Main cast: Fionn Whitehead (Tommy), Aneurin Barnard (Gibson), Harry Styles (Alex), Mark Rylance (Dawson), Tom Glynn-Carney (Peter), Barry Keoghan (George), Cillian Murphy (Shellshocked Soldier), Tom Hardy (Farrier), Jack Lowden (Collins), James D’Arcy (Colonel Winnant), and Kenneth Branagh (Commander Bolton)
Director: Christopher Nolan
I really didn’t want to like Dunkirk, because these days, it is very easy to dislike Christopher Nolan. His last few minutes overdosed on pretentious M Night Shyamalan-like twists and turns, and his cabal of pseudo-intellectual hipster fans that would yell you down if you dare to say anything remotely negative about his works make it even easier to turn up my nose at him. Not to mention, all the eye-rolling stupid news about holding “secret auditions” to cast people in this movie. They all wear helmets or headgears, so most of the time we can’t see their facial expressions, and dialogues are few, so what’s so “secret” about the audition? What, does he want to check how these lads squeal when they get pegged in the arse by a baboon or something?

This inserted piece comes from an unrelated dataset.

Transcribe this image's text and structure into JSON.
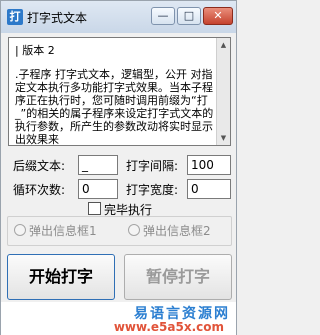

I mean, yes, that old man-faced dweeb from One Direction is cast here, hey, but when one looks objectively at his role, anyone can step into that role, whether it’s Abu the Grocery Bag Boy or Taylor Swift’s 600th Ex-Boyfriend.
But, damn, I like it. This movie showcases what a bloody good director and writer Mr Nolan can be when he reins himself in and just serves a movie without trying too hard to be the second coming of Steven Spielberg. The star of the movie is not Harry Styles or any of the interchangeable good-looking lads in this movie, but the Dunkirk evacuation. If you remember your history, or have taken the trouble to check Wikipedia beforehand, you may recall that the Germans have the British and French soldiers hemmed in from all sides at Dunkirk, a port at the northern part of France, where you can almost see England but hey, certain death may be closer to where you are. A desperate evacuation protocol is launched to save the soldiers there – we focus on the Brits and pretty much exclude the French altogether here, naturally – and this movie focuses on a few desperate weeks of that time.
On one side, we have Tommy and Gibson who desperately try to find ways to jump the evacuation queue and get themselves onto a ship to England ASAP. They pick up Alex, another soldier, along the way. The sad thing here is that if they have stayed put, there is a good chance that they will be able to get home anyway, but that’s hindsight for you. Dawson and his son Peter answer the government’s call to civilian boats to set out and rescue the trapped soldiers, and Peter’s friend George tag along. They pick up a traumatized soldier from a wreckage in the sea, and set off to Dunkirk. And finally, Farrier and Collins are part of a three-plan team to try to keep the skies clear from German planes during the evacuation process.
One great thing about this movie is that it is beautifully free of wartime movie tropes. No fellow showing off pics of his sweetheart or kids only to eventually die, for example. In fact, there is no dwelling on the back stories of these people. They just set out to do their thing. And yet, their stories eventually do come out – not the whole picture, but enough to let me begin to see them as people rather than just characters in a story. There will be difficult and even hard choices to be made, senseless deaths, some noble sacrifice that does not get rewarded with a happy ending, and so forth, all presented without fanfare or melodrama and hence are more hard-hitting on the heart as a result. There are not many obvious heroes or villains here – many of them are just people wanting to survive, and if they do horrible things along the way, this is war and such things happen.
That’s the beauty of Dunkirk at the end of the day: it just tells a story without wanting to make grand patriotic messages or getting too obvious about its desperation to have an Oscar or two.
I have to deduct one oogie, though, because this movie has solid first third and late third acts, but its middle tends to drag. Too much focus is on Tommy, Gibson and Alex when I actually care about them the least. Hence, their shenanigans don’t grab me, and I wish the script has capitalized a bit more on the fact that Tommy is a disaster magnet: every ship he tries to get on sinks, at least until he finally finds one that picks him up just in time for the movie’s last act. It would have been a morbid kind of funny if someone points this out and tries to toss him overboard.
So, here we are. A part of me is determined to be very difficult and nitpicky where Dunkirk is concerned, but once the movie gets started, I find myself swept up by the beautiful cinematography and scenery, the emotions, and the senseless of the whole war. I give up. This is going to be one of the best movies of the year, so score one for Christopher Nolan. Asshole. But I’m glad he pulled it off, just as I am glad to have seen this movie.